(Page and application data records)
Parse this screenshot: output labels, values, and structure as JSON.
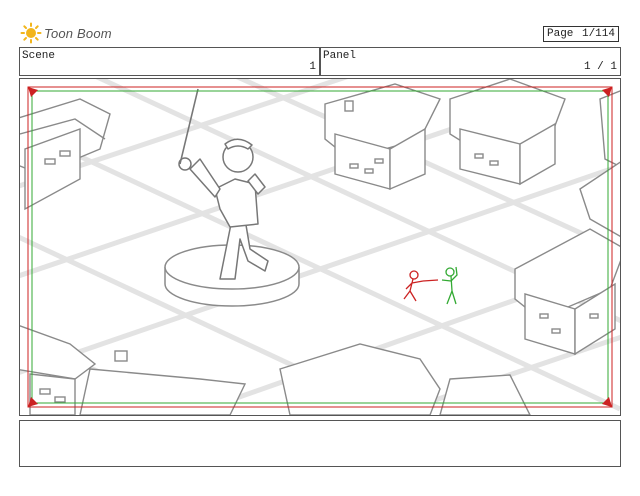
{
  "brand": {
    "logo_text": "Toon Boom"
  },
  "page": {
    "label": "Page",
    "value": "1/114"
  },
  "scene": {
    "label": "Scene",
    "value": "1"
  },
  "panel": {
    "label": "Panel",
    "value": "1 / 1"
  },
  "colors": {
    "safe_frame": "#cc2222",
    "camera_frame": "#33aa33",
    "sketch": "#999999"
  }
}
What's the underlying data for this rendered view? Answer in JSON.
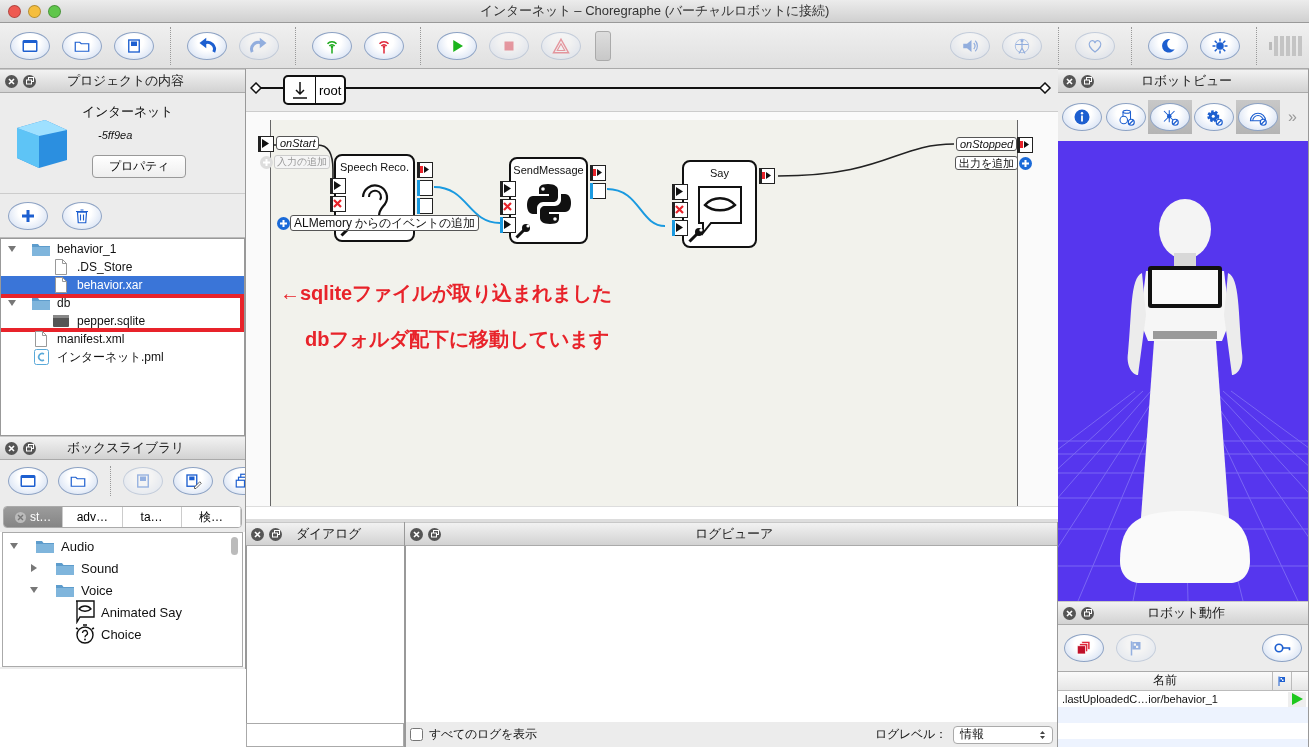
{
  "window": {
    "title": "インターネット – Choregraphe (バーチャルロボットに接続)"
  },
  "toolbar": {
    "left": [
      [
        {
          "kind": "new",
          "disabled": false
        },
        {
          "kind": "open",
          "disabled": false
        },
        {
          "kind": "save",
          "disabled": false
        }
      ],
      [
        {
          "kind": "undo",
          "disabled": false
        },
        {
          "kind": "redo",
          "disabled": true
        }
      ],
      [
        {
          "kind": "connect",
          "disabled": false
        },
        {
          "kind": "disconnect",
          "disabled": false
        }
      ],
      [
        {
          "kind": "play",
          "disabled": false
        },
        {
          "kind": "stop",
          "disabled": true
        },
        {
          "kind": "warning",
          "disabled": true
        }
      ]
    ],
    "right": [
      [
        {
          "kind": "volume",
          "disabled": true
        },
        {
          "kind": "body",
          "disabled": true
        }
      ],
      [
        {
          "kind": "heart",
          "disabled": true
        }
      ],
      [
        {
          "kind": "rest",
          "disabled": false
        },
        {
          "kind": "awake",
          "disabled": false
        }
      ]
    ]
  },
  "project": {
    "title": "プロジェクトの内容",
    "name": "インターネット",
    "version": "-5ff9ea",
    "properties_button": "プロパティ",
    "tools": [
      {
        "kind": "add",
        "disabled": false
      },
      {
        "kind": "trash",
        "disabled": false
      }
    ],
    "tree": [
      {
        "label": "behavior_1",
        "kind": "folder",
        "expanded": true,
        "selected": false,
        "annotated": false,
        "children": [
          {
            "label": ".DS_Store",
            "kind": "file",
            "selected": false,
            "annotated": false
          },
          {
            "label": "behavior.xar",
            "kind": "file",
            "selected": true,
            "annotated": false
          }
        ]
      },
      {
        "label": "db",
        "kind": "folder",
        "expanded": true,
        "selected": false,
        "annotated": true,
        "children": [
          {
            "label": "pepper.sqlite",
            "kind": "database",
            "selected": false,
            "annotated": false
          }
        ]
      },
      {
        "label": "manifest.xml",
        "kind": "file",
        "selected": false,
        "annotated": false
      },
      {
        "label": "インターネット.pml",
        "kind": "project",
        "selected": false,
        "annotated": false
      }
    ]
  },
  "diagram": {
    "breadcrumb": "root",
    "start_input": "onStart",
    "add_input": "入力の追加",
    "add_event": "ALMemory からのイベントの追加",
    "stop_output": "onStopped",
    "add_output": "出力を追加",
    "boxes": [
      {
        "title": "Speech Reco.",
        "kind": "ear"
      },
      {
        "title": "SendMessage",
        "kind": "python"
      },
      {
        "title": "Say",
        "kind": "speech"
      }
    ],
    "annotation": [
      "←sqliteファイルが取り込まれました",
      "dbフォルダ配下に移動しています"
    ]
  },
  "box_library": {
    "title": "ボックスライブラリ",
    "tools": [
      {
        "kind": "new",
        "disabled": false
      },
      {
        "kind": "open",
        "disabled": false
      },
      {
        "kind": "save",
        "disabled": true
      },
      {
        "kind": "saveas",
        "disabled": false
      },
      {
        "kind": "windows",
        "disabled": false
      }
    ],
    "tabs": [
      {
        "label": "st…",
        "selected": true
      },
      {
        "label": "adv…",
        "selected": false
      },
      {
        "label": "ta…",
        "selected": false
      },
      {
        "label": "検…",
        "selected": false
      }
    ],
    "tree": [
      {
        "label": "Audio",
        "kind": "folder",
        "expanded": true,
        "selected": false,
        "children": [
          {
            "label": "Sound",
            "kind": "folder",
            "expanded": false,
            "selected": false
          },
          {
            "label": "Voice",
            "kind": "folder",
            "expanded": true,
            "selected": false,
            "children": [
              {
                "label": "Animated Say",
                "kind": "say",
                "selected": false
              },
              {
                "label": "Choice",
                "kind": "choice",
                "selected": false
              }
            ]
          }
        ]
      }
    ]
  },
  "dialog": {
    "title": "ダイアログ"
  },
  "log_viewer": {
    "title": "ログビューア",
    "show_all": {
      "label": "すべてのログを表示",
      "checked": false
    },
    "level_label": "ログレベル：",
    "level_value": "情報"
  },
  "robot_view": {
    "title": "ロボットビュー",
    "tools": [
      {
        "kind": "info",
        "pressed": false
      },
      {
        "kind": "cylinder",
        "pressed": false
      },
      {
        "kind": "joint",
        "pressed": true
      },
      {
        "kind": "gear",
        "pressed": false
      },
      {
        "kind": "gauge",
        "pressed": true
      }
    ],
    "more": "»"
  },
  "robot_actions": {
    "title": "ロボット動作",
    "tools": [
      {
        "kind": "stack",
        "disabled": false
      },
      {
        "kind": "flag",
        "disabled": true
      },
      {
        "kind": "search",
        "disabled": false
      }
    ],
    "column": "名前",
    "rows": [
      {
        "name": ".lastUploadedC…ior/behavior_1"
      }
    ]
  }
}
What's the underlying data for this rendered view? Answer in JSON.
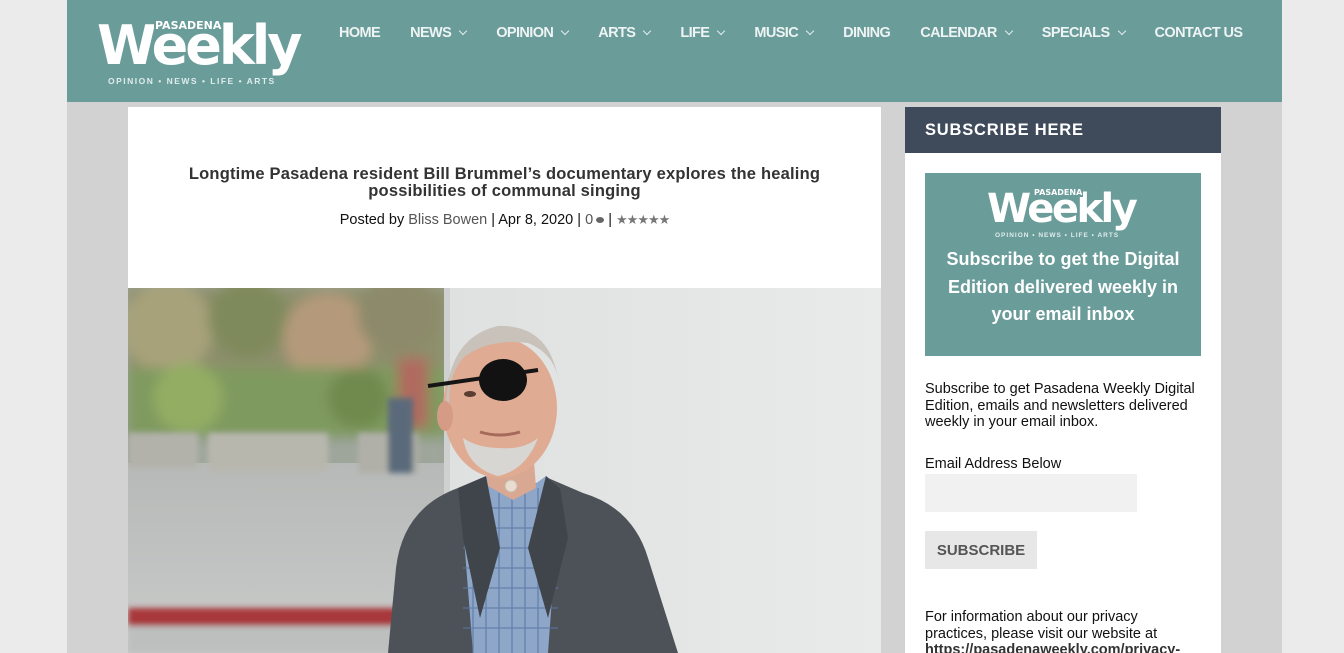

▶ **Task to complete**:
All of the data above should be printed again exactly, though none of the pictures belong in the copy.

▶ **Exercise output**:
Parse this screenshot: output labels, values, and structure as JSON.
{
  "brand": {
    "logo_text": "Toon Boom"
  },
  "page": {
    "label": "Page",
    "value": "1/114"
  },
  "scene": {
    "label": "Scene",
    "value": "1"
  },
  "panel": {
    "label": "Panel",
    "value": "1 / 1"
  },
  "colors": {
    "safe_frame": "#cc2222",
    "camera_frame": "#33aa33",
    "sketch": "#999999"
  }
}
What's the underlying data for this rendered view? Answer in JSON.
{
  "window": {
    "title": "インターネット – Choregraphe (バーチャルロボットに接続)"
  },
  "toolbar": {
    "left": [
      [
        {
          "kind": "new",
          "disabled": false
        },
        {
          "kind": "open",
          "disabled": false
        },
        {
          "kind": "save",
          "disabled": false
        }
      ],
      [
        {
          "kind": "undo",
          "disabled": false
        },
        {
          "kind": "redo",
          "disabled": true
        }
      ],
      [
        {
          "kind": "connect",
          "disabled": false
        },
        {
          "kind": "disconnect",
          "disabled": false
        }
      ],
      [
        {
          "kind": "play",
          "disabled": false
        },
        {
          "kind": "stop",
          "disabled": true
        },
        {
          "kind": "warning",
          "disabled": true
        }
      ]
    ],
    "right": [
      [
        {
          "kind": "volume",
          "disabled": true
        },
        {
          "kind": "body",
          "disabled": true
        }
      ],
      [
        {
          "kind": "heart",
          "disabled": true
        }
      ],
      [
        {
          "kind": "rest",
          "disabled": false
        },
        {
          "kind": "awake",
          "disabled": false
        }
      ]
    ]
  },
  "project": {
    "title": "プロジェクトの内容",
    "name": "インターネット",
    "version": "-5ff9ea",
    "properties_button": "プロパティ",
    "tools": [
      {
        "kind": "add",
        "disabled": false
      },
      {
        "kind": "trash",
        "disabled": false
      }
    ],
    "tree": [
      {
        "label": "behavior_1",
        "kind": "folder",
        "expanded": true,
        "selected": false,
        "annotated": false,
        "children": [
          {
            "label": ".DS_Store",
            "kind": "file",
            "selected": false,
            "annotated": false
          },
          {
            "label": "behavior.xar",
            "kind": "file",
            "selected": true,
            "annotated": false
          }
        ]
      },
      {
        "label": "db",
        "kind": "folder",
        "expanded": true,
        "selected": false,
        "annotated": true,
        "children": [
          {
            "label": "pepper.sqlite",
            "kind": "database",
            "selected": false,
            "annotated": false
          }
        ]
      },
      {
        "label": "manifest.xml",
        "kind": "file",
        "selected": false,
        "annotated": false
      },
      {
        "label": "インターネット.pml",
        "kind": "project",
        "selected": false,
        "annotated": false
      }
    ]
  },
  "diagram": {
    "breadcrumb": "root",
    "start_input": "onStart",
    "add_input": "入力の追加",
    "add_event": "ALMemory からのイベントの追加",
    "stop_output": "onStopped",
    "add_output": "出力を追加",
    "boxes": [
      {
        "title": "Speech Reco.",
        "kind": "ear"
      },
      {
        "title": "SendMessage",
        "kind": "python"
      },
      {
        "title": "Say",
        "kind": "speech"
      }
    ],
    "annotation": [
      "←sqliteファイルが取り込まれました",
      "dbフォルダ配下に移動しています"
    ]
  },
  "box_library": {
    "title": "ボックスライブラリ",
    "tools": [
      {
        "kind": "new",
        "disabled": false
      },
      {
        "kind": "open",
        "disabled": false
      },
      {
        "kind": "save",
        "disabled": true
      },
      {
        "kind": "saveas",
        "disabled": false
      },
      {
        "kind": "windows",
        "disabled": false
      }
    ],
    "tabs": [
      {
        "label": "st…",
        "selected": true
      },
      {
        "label": "adv…",
        "selected": false
      },
      {
        "label": "ta…",
        "selected": false
      },
      {
        "label": "検…",
        "selected": false
      }
    ],
    "tree": [
      {
        "label": "Audio",
        "kind": "folder",
        "expanded": true,
        "selected": false,
        "children": [
          {
            "label": "Sound",
            "kind": "folder",
            "expanded": false,
            "selected": false
          },
          {
            "label": "Voice",
            "kind": "folder",
            "expanded": true,
            "selected": false,
            "children": [
              {
                "label": "Animated Say",
                "kind": "say",
                "selected": false
              },
              {
                "label": "Choice",
                "kind": "choice",
                "selected": false
              }
            ]
          }
        ]
      }
    ]
  },
  "dialog": {
    "title": "ダイアログ"
  },
  "log_viewer": {
    "title": "ログビューア",
    "show_all": {
      "label": "すべてのログを表示",
      "checked": false
    },
    "level_label": "ログレベル：",
    "level_value": "情報"
  },
  "robot_view": {
    "title": "ロボットビュー",
    "tools": [
      {
        "kind": "info",
        "pressed": false
      },
      {
        "kind": "cylinder",
        "pressed": false
      },
      {
        "kind": "joint",
        "pressed": true
      },
      {
        "kind": "gear",
        "pressed": false
      },
      {
        "kind": "gauge",
        "pressed": true
      }
    ],
    "more": "»"
  },
  "robot_actions": {
    "title": "ロボット動作",
    "tools": [
      {
        "kind": "stack",
        "disabled": false
      },
      {
        "kind": "flag",
        "disabled": true
      },
      {
        "kind": "search",
        "disabled": false
      }
    ],
    "column": "名前",
    "rows": [
      {
        "name": ".lastUploadedC…ior/behavior_1"
      }
    ]
  }
}
What's the underlying data for this rendered view? Answer in JSON.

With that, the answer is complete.